● Work required: The answer is to be one number: the count of lines in this listing that have the string "data".

● Extracted information:
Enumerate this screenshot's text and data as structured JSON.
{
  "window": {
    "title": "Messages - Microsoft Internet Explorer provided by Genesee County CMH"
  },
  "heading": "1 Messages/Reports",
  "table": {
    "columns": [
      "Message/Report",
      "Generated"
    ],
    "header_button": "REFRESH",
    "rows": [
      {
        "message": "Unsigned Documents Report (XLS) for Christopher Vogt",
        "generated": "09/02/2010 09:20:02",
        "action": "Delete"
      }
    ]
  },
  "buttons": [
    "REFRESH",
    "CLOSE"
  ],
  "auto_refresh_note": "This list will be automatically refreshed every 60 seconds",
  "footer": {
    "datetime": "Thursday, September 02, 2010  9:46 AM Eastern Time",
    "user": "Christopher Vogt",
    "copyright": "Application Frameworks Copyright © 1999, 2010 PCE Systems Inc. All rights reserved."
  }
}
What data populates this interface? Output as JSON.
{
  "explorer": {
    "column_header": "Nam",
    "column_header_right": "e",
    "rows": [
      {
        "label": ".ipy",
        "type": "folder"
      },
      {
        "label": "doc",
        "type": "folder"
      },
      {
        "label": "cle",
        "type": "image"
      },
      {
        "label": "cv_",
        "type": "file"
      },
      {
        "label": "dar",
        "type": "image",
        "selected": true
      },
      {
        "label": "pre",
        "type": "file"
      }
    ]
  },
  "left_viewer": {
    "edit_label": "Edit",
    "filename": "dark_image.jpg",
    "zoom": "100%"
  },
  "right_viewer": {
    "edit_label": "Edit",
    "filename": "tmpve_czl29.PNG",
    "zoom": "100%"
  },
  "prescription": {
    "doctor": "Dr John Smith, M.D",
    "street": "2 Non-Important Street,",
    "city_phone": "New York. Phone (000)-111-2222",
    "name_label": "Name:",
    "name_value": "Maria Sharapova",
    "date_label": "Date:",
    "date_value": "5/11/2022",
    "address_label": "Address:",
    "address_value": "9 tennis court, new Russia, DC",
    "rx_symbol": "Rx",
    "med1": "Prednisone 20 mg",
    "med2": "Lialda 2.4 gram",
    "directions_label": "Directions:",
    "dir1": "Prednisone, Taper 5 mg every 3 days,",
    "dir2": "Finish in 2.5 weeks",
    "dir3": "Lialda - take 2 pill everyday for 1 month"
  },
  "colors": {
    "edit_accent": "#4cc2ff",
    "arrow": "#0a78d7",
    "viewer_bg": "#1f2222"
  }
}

● Response for this exercise: 2